But I need not have worried. I now know that yellow rattle plays a slightly different game. Since those first seedlings appeared nearly 6 weeks ago, more and more have steadily appeared. Even now, with the first plants growing strongly and some nearly 5” tall, new tiny seedlings are still appearing. The meadow is thick with yellow rattle and I couldn’t be happier.

Along with the yellow rattle, one of its relatives is also putting in an appearance. I have a personal fascination with eyebrights (Euphrasia sp), beautiful little white flowers that are also semi-parasitic on grass. Around 20 different (but very similar-looking) species grow in Britain and they hybridise together like mad (over 70 hybrids are known), making identification a challenge for even the most nerdy of botanists. Following the remarkable flowering of one plant in our meadow mid-winter I knew they were here, but thousands of seedlings are now appearing. Their leaves are slightly different to those of yellow rattle – blunter and more rounded – and I’ll try and identify the ones we have when they come into flower.
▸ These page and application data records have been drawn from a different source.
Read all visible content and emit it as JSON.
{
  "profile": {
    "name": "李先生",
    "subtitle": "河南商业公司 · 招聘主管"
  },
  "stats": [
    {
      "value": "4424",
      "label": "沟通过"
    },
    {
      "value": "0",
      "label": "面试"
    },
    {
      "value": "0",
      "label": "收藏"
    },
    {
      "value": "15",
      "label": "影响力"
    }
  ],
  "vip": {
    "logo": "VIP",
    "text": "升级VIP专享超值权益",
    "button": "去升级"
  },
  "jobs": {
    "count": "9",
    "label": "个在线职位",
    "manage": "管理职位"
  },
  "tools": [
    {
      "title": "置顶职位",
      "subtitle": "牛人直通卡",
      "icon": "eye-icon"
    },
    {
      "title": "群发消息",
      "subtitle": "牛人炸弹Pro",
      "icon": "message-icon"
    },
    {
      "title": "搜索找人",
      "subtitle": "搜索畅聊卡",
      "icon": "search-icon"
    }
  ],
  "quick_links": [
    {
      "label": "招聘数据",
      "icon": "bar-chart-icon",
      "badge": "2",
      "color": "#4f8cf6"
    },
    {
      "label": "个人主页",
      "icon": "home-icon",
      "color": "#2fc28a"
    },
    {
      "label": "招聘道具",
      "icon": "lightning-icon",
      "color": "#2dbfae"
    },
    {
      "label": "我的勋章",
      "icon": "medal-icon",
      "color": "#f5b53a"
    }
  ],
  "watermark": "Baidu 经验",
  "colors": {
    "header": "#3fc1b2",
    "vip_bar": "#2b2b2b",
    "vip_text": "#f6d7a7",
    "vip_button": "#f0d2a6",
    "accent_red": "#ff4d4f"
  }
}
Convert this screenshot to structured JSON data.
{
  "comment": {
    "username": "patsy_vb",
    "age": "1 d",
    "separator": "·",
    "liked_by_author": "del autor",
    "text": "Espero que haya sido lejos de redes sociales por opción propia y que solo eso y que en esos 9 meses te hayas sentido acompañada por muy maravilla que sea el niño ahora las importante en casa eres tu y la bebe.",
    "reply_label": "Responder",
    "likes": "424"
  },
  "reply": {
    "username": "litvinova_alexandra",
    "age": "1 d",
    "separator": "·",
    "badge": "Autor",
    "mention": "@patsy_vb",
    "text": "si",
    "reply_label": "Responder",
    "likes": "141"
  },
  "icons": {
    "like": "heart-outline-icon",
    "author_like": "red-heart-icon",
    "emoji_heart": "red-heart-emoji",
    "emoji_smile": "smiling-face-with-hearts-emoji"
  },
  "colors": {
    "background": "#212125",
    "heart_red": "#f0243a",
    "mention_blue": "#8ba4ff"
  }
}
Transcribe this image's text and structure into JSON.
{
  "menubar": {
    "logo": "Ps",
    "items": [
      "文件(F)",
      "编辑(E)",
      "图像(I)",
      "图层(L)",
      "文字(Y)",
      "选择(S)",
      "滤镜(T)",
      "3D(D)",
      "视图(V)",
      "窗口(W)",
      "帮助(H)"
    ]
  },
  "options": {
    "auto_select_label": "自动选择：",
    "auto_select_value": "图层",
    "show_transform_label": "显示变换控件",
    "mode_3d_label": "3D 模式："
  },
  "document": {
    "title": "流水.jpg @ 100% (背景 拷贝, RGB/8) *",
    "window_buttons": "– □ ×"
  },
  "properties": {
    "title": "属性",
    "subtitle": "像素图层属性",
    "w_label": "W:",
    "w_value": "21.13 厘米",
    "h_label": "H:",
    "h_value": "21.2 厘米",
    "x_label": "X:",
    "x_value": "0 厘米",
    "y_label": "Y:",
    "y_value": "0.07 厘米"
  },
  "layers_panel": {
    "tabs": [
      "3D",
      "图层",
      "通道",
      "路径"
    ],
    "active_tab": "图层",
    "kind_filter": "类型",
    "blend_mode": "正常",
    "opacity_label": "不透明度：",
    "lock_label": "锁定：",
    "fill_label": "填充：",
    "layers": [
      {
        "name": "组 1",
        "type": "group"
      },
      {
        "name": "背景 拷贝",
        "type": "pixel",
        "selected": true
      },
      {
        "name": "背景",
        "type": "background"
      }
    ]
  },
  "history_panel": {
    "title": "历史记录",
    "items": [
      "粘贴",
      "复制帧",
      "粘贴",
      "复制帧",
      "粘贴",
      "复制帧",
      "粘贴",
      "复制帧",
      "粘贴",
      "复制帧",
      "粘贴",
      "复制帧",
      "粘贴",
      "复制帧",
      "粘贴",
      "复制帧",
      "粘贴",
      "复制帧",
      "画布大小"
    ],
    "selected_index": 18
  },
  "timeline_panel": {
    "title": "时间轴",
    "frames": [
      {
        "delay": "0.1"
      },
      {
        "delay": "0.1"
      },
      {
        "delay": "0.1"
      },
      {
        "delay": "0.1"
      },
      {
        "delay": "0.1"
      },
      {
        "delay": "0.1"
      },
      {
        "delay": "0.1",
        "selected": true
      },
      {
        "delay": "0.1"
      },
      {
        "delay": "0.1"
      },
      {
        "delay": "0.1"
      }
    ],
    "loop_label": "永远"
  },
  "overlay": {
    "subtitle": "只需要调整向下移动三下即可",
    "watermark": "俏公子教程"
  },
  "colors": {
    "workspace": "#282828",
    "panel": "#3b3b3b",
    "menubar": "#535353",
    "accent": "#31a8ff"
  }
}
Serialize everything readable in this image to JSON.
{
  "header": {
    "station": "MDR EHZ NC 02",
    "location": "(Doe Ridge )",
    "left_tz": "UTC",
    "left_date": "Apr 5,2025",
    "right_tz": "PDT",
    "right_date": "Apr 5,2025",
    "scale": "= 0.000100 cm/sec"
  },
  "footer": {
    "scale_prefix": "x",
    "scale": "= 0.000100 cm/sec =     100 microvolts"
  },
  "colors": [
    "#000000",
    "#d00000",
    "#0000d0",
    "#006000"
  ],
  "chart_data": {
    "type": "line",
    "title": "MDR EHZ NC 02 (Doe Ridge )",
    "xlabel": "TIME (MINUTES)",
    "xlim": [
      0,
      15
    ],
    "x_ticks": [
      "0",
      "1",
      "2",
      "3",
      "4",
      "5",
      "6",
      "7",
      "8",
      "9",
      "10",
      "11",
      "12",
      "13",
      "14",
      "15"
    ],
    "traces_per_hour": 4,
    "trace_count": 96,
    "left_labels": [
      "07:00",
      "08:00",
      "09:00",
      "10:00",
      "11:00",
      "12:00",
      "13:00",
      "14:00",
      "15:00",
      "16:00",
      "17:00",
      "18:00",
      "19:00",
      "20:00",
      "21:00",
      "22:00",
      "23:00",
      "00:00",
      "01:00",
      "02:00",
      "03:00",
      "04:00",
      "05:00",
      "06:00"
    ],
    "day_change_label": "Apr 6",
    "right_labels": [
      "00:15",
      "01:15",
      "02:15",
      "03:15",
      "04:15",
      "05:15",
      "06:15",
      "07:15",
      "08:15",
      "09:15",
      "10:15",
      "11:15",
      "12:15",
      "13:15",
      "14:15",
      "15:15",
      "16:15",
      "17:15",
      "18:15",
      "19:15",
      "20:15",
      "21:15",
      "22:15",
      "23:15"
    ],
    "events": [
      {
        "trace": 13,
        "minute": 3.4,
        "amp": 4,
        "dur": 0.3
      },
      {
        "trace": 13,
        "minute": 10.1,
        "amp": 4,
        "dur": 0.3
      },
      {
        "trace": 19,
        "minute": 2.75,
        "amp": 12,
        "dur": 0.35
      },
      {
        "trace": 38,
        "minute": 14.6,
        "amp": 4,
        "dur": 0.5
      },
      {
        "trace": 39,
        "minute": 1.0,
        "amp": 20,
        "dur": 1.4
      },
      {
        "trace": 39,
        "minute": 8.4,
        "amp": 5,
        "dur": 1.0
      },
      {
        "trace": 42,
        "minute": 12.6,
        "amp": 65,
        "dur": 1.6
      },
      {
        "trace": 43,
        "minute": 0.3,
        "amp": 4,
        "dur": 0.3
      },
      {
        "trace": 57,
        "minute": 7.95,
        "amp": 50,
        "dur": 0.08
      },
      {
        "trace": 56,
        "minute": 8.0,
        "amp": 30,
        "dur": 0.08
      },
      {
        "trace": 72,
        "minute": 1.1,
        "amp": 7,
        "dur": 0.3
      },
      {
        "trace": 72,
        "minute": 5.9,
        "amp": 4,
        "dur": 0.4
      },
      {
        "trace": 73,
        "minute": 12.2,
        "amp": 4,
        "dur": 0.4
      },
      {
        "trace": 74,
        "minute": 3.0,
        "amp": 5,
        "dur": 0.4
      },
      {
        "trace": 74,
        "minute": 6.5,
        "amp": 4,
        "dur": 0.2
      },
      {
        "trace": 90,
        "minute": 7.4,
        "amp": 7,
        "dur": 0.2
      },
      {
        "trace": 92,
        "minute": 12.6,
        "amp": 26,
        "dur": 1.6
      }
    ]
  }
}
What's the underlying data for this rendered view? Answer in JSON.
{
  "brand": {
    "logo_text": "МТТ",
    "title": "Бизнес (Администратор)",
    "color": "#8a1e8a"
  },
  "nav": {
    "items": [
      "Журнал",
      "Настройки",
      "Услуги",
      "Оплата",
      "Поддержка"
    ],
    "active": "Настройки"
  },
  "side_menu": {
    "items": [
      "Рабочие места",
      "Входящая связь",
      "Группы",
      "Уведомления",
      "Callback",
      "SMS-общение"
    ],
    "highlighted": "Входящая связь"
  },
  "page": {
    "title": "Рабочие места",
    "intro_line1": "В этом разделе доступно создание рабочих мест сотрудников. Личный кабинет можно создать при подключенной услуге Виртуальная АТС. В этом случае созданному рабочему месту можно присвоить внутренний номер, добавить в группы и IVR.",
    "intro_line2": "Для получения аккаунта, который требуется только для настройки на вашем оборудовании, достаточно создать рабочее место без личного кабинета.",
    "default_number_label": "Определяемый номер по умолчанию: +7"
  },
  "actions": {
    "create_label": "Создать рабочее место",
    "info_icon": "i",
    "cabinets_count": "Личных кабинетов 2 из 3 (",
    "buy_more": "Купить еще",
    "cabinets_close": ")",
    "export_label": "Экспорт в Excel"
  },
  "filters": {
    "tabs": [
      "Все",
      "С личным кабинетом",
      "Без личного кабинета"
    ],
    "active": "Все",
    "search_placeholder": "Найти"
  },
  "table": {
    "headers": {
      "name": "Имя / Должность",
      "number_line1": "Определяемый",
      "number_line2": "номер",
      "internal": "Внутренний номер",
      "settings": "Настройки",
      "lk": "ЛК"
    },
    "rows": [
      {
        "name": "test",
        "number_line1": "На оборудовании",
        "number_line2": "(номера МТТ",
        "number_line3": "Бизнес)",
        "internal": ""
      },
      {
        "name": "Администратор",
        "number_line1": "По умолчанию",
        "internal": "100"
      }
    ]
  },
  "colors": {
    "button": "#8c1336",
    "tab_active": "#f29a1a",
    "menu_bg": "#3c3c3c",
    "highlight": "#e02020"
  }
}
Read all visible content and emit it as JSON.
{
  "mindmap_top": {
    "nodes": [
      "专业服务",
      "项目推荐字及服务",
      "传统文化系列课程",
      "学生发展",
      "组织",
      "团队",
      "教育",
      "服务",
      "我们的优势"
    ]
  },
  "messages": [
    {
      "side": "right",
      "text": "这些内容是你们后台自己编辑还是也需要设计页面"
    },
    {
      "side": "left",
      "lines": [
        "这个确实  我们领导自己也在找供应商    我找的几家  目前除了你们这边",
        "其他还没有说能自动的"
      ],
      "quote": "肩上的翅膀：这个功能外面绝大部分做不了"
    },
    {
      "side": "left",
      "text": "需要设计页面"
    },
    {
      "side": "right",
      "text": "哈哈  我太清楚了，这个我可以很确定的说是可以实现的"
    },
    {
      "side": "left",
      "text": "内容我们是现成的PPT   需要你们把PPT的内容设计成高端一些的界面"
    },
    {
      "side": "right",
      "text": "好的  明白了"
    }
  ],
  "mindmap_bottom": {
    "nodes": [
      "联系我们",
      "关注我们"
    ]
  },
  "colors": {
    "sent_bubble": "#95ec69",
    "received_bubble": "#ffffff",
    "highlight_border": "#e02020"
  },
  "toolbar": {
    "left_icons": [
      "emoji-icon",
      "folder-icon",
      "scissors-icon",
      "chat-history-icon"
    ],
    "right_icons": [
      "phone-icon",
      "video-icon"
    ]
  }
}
I’m spending far too much time wandering around the meadow at the moment, trying to find what’s coming up. I’ve even been called in to dinner a few times, returning to the house feeling like a naughty boy who’s been playing outside with his friends for too long. It’s a strangely satisfying feeling I’ve not experience for many, many years!

But it’s just too exciting. Along with the yellow rattle and eyebright – both of which are new to the meadow - several other flowers seem to be appearing in quantity. There’s definitely lots more common bird’s-foot-trefoil (Lotus corniculatus), cat’s-ear (Hypochaeris radicata), common knapweed (Centaurea nigra) and common sorrel (Rumex acetosa). Both oxeye daisy (Leucanthemum vulgare) and tufted vetch (Vicia cracca) are also new to the meadow.

I cannot account for the biggest surprise so far though. Wandering rather aimlessly across the slope at the bottom of the meadow one evening, I found a patch of leaves I just didn’t recognise. Like a familiar friend seen in an unexpected place, I just couldn’t work out what it was. I now think (in that way where you’re almost certain but fear you’ve made a huge mistake), that it’s common restharrow (Ononis repens). This is a beautiful wildflower which usually grows in sunny spots on well-drained lime-rich soil – think seaside, sand dunes and chalk downland. What it’s doing here on a shaded bank with damp, acid soil I cannot say. It certainly hasn’t come from the donor meadow, so it must have been in the soil seed bank –quite a few plants are appearing over a large area. My only thought is that it must have come from the estuary, which is about 100 metres away; the Conwy River is tidal at this point and is flanked with saltmarsh vegetation, but I’ve not actually seen it there either. Wherever it came from, it’s a very welcome addition to our meadow.

But there’s absolutely no sign of devil’s-bit scabious (Succisa pratensis) or betony (Betonica officinalis), despite sowing the seed from the donor Coronation Meadow. It’s a reminder that we’re actually playing a long game here and we shouldn’t expect everything to happen in the first year. Others have reported difficulties with establishing these species in other meadows, so it might be that our seed is simply lying dormant for now and might appear next year.

All of this botanical interest was brought into sharp focus when a crew from a local TV company arrived to film the meadow recently. With drones, hand-held cameras and time-lapse cameras on posts, they produced a lovely little item for a new series, Garddio a Mwy (‘Gardening and more’). You can catch my attempts at Welsh here (the item starts after 4 minutes and subtitles are available by clicking the icon next to the speaker).

As the season starts to get underway, thousands of bulbous buttercups (Ranunculus bulbosus) are starting to flower. Standing in the meadow early on a warm, humid morning, I detect a delightful vanilla fragrance. I’m not sure if this is coming from the buttercups or the sweet vernal grass (Anthoxanthum odoratum) that’s also starting to flower in profusion.

Either way, it’s a magical moment and reminder that meadows can feed the soul on many different levels.